Better known for its puffs, pops, flakes and sugary cereals, Kellogg's has never gone into the muesli market. It's copped a lot of criticism for its pre-sweetened cereals aimed at kids and recently for its liquid breakfasts so I was quite surprised to receive a sample of its new High-Fibre Muesli under the better-for-you All-Bran brand which has long held reign as the cereal you reach for when you want the most fibre.
With claims such as “Fibre made easy” and “One-third of your daily fibre in a glass”, this new milk sounds soooo appealing to anyone who hates 'brown' fibrous food like 'branny', chaff-like cereal, smelly cabbage or heavy dark bread. But how does it stack up for real fibre? And what does it taste like? Really.
I’m a fan of beetroot and love it in salads – imagine whole cooked beets tossed through mint leaves, coriander, orange segments, radish and pearl couscous. Yum. And there’s nothing more Aussie than a slice of that purple root peeping out of a burger or steak sandwich. So when I received a sample of the new Love Beets vacuum-sealed, whole cooked, baby beetroots, I had to “give them a go”.
Whole grains shouldn’t be hard work. The two key foods to swap to whole grain are bread and breakfast cereal. These two will give you the biggest bang for your grainy buck so I’ll concentrate of those two here.
Forget white bread and white rice. Whole grains are what we should be eating - something your grandmother would have told you! Eating whole grain foods may help with all sorts of health problems. Personally, I love whole grains as they make me feel full without over-eating which makes it easier to manage my weight without dieting but if you want some really compelling reasons to switch keep reading.
Muesli, aka granola, is a great example of a once-hippy alternative breakfast food that’s made the transition from health food stores into mainstream supermarkets. I’m pleased as nutritionally it ticks a lot of boxes for me and is a great way to sneak things into your diet that you’d otherwise struggle to eat. Muesli is one of those fab foods that are easy to make your own or ‘enhance’ the store-bought ones as I explain here…

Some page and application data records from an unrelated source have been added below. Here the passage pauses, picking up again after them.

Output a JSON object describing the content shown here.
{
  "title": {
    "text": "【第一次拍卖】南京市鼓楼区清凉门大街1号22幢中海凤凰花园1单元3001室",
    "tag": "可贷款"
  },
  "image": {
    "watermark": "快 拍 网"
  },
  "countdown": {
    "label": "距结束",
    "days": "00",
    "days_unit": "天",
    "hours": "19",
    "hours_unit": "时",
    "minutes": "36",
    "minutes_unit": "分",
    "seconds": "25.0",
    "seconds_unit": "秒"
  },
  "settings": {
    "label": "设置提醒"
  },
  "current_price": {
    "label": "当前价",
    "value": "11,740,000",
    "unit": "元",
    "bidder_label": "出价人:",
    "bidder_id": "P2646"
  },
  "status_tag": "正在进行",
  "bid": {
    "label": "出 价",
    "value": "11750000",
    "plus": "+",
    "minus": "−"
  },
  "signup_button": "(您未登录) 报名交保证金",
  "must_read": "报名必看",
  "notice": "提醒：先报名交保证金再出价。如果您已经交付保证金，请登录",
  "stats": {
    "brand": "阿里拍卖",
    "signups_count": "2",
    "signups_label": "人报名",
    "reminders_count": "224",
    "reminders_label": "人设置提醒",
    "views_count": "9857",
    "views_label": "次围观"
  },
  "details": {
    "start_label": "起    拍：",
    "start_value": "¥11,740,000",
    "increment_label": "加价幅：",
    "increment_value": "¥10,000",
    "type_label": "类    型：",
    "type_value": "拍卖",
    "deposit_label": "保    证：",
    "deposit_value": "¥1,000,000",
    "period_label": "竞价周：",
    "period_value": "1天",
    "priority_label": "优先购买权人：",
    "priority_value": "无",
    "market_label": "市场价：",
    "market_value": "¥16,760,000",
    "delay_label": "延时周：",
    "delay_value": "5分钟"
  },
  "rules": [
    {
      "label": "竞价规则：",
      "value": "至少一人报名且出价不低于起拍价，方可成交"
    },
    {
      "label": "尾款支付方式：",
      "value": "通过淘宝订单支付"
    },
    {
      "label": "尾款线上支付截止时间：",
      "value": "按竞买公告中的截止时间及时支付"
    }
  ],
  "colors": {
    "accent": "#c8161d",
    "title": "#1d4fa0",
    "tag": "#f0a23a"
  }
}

Until recently nutritionists believed that the starch from cereals, breads, pasta and potatoes was completely broken down and absorbed from the small intestine - that's the uppermost part of the bowel just after the stomach and is where most of our digestion occurs. Dietary fibre was the only food component that was believed to enter the large intestine.
A.All types of bran are concentrated sources of fibre, being the outer fibrous layers of a grain. They are all useful but act in different ways in the body. At over 40 per cent fibre, wheat bran has the highest fibre content and is rich in insoluble fibre. It is a good choice for a healthy digestive system and is best at preventing constipation.